Here’s an article that caught my sixteen year-old eyes in 1969: an in-depth review of the 435 hp 427 Corvette. And its a good one, as it spends a lot more time analyzing what a Corvette is, and means, beyond the visceral impact of driving just about the fastest production car in the land. And that includes some prognosticating about its inevitable mid-engine replacement.
One of the more revealing statistics about the demographics of Corvette buyers at the time is that “a growing majority of Corvette buyers are under-25 blue-collar types making less than $10,000 ($67k adjusted) per year. Curiously, the next largest segment of buyers is over-50, white-collar men who earn over $15,000 ($102k adjusted) per year. One is tempted to say that these to main demographic segments haven’t changed all that much over the decades.
In case you’re wondering how “under-25 blue-collar types” could afford a Corvette, 1969 was just a couple of years shy of the all-time peak of men’s hourly earnings. And even this top-performance version 435hp Corvette had an as-tested price of $6,573, which is $44,672 adjusted, or the price of pickup today. A 2018 Corvette starts at $55k, but the top performance version, the ZR-1, goes for well over $120k.

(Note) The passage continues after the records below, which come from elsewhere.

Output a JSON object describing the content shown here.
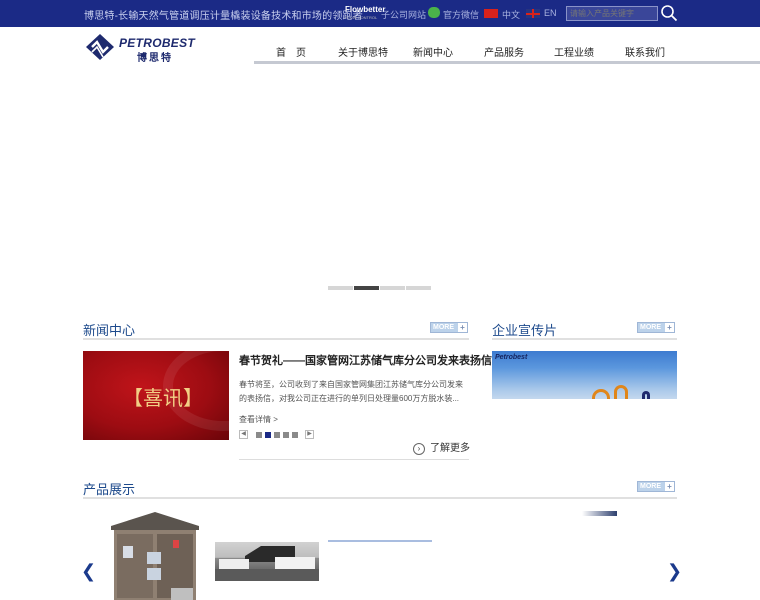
{
  "topbar": {
    "tagline": "博思特-长输天然气管道调压计量橇装设备技术和市场的领跑者",
    "flowbetter_brand": "Flowbetter",
    "flowbetter_sub": "FLOW CONTROL",
    "partner_site_label": "子公司网站",
    "wechat_label": "官方微信",
    "lang_cn": "中文",
    "lang_en": "EN",
    "search_placeholder": "请输入产品关键字"
  },
  "header": {
    "logo_en": "PETROBEST",
    "logo_cn": "博思特"
  },
  "nav": {
    "items": [
      {
        "label": "首　页"
      },
      {
        "label": "关于博思特"
      },
      {
        "label": "新闻中心"
      },
      {
        "label": "产品服务"
      },
      {
        "label": "工程业绩"
      },
      {
        "label": "联系我们"
      }
    ]
  },
  "banner": {
    "slide_count": 4,
    "active_slide": 2
  },
  "news": {
    "section_title": "新闻中心",
    "more_label": "MORE",
    "image_caption": "【喜讯】",
    "headline": "春节贺礼——国家管网江苏储气库分公司发来表扬信！",
    "summary": "春节将至，公司收到了来自国家管网集团江苏储气库分公司发来的表扬信，对我公司正在进行的单列日处理量600万方脱水装...",
    "detail_link": "查看详情 >",
    "pager_count": 5,
    "pager_active": 2,
    "learn_more": "了解更多"
  },
  "video": {
    "section_title": "企业宣传片",
    "more_label": "MORE",
    "thumb_logo": "Petrobest"
  },
  "products": {
    "section_title": "产品展示",
    "more_label": "MORE"
  },
  "colors": {
    "topbar_bg": "#1b2a86",
    "section_title": "#1d4a8c",
    "brand_navy": "#1e2a6e"
  }
}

This Corvette was a challenge for me at the time. I had been a huge fan of the C2, as well as the ’56-’57, and obviously the ’68 Corvette’s Mako Shark styling made a big impact on me. But I also saw that it was a bit overwrought, and it felt somewhat less the international competitor than the C2. Also, the changing demographics were clearly impacting its image, and I was already aware of that at the time. The Corvette was quite affordable at a time when wages were swelling, whereas in the C2’s era, it was undoubtedly a more exclusive car. I would have loved to give it a whirls, but my interest was clearly turning more to import sports cars.
The Corvette’s image issues have been around for a long time, and may never go away.

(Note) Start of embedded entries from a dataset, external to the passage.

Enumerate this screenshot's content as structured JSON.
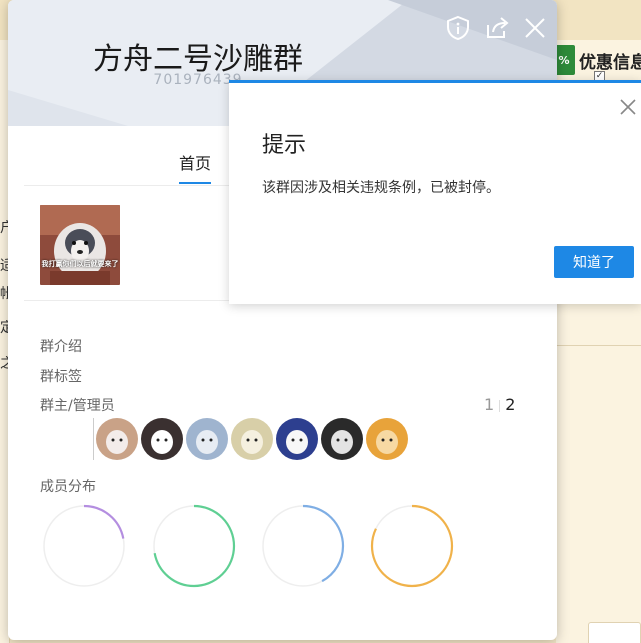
{
  "background": {
    "promo_badge": "%",
    "promo_text": "优惠信息",
    "checkbox_mark": "✓",
    "left_text": [
      "户",
      "适",
      "帐",
      "定",
      "之"
    ]
  },
  "group": {
    "name": "方舟二号沙雕群",
    "id": "701976439",
    "tabs": [
      {
        "label": "首页",
        "active": true
      }
    ],
    "album": {
      "caption": "我打赢你们以后就要来了"
    },
    "intro_label": "群介绍",
    "tags_label": "群标签",
    "admins_label": "群主/管理员",
    "pager": {
      "prev": "1",
      "current": "2"
    },
    "member_dist_label": "成员分布",
    "rings": [
      {
        "color": "#b48ee0",
        "fraction": 0.22
      },
      {
        "color": "#5fcf93",
        "fraction": 0.72
      },
      {
        "color": "#7faee4",
        "fraction": 0.42
      },
      {
        "color": "#f0b24a",
        "fraction": 0.82
      }
    ],
    "avatars": [
      {
        "name": "avatar-dog",
        "bg": "#c9a287",
        "fg": "#f3ecea"
      },
      {
        "name": "avatar-marshmello",
        "bg": "#3a3030",
        "fg": "#ffffff"
      },
      {
        "name": "avatar-anime-boy",
        "bg": "#9fb4cf",
        "fg": "#e7ecf3"
      },
      {
        "name": "avatar-anime-girl",
        "bg": "#d8cfa8",
        "fg": "#f5f0df"
      },
      {
        "name": "avatar-cartoon-boy",
        "bg": "#2d3f8f",
        "fg": "#f7f7f7"
      },
      {
        "name": "avatar-dark-hair",
        "bg": "#2a2a2a",
        "fg": "#e3e3e3"
      },
      {
        "name": "avatar-monkey",
        "bg": "#e8a33a",
        "fg": "#f7d9a3"
      }
    ]
  },
  "dialog": {
    "title": "提示",
    "message": "该群因涉及相关违规条例，已被封停。",
    "button_label": "知道了"
  },
  "colors": {
    "accent": "#1e88e5",
    "header_bg": "#e9edf3"
  }
}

The Corvette’s performance, with a 0-60 time of 5.3 seconds, and the quarter mile dispatched in 13.8 seconds @ 106.8 mph was very impressive at the time, but obviously times have changed. Those are only just slightly faster than a Camry V6, and about comparable to a Subaru Forester XT I tested some years back. Never mind a Tesla Model S. But in 1969, this was the shits. Well, except of course the even faster L-88 version.
Here’s the best line in the whole article: “The present Corvette will doubtlessly be the last front-engine model. It remains uncertain if the the new rear-engine version will be introduced in 1971 or 1972”. How about 2020? Half a century of waiting for the mid-engine Corvette has certainly provided lots of grist for the automotive press all that time.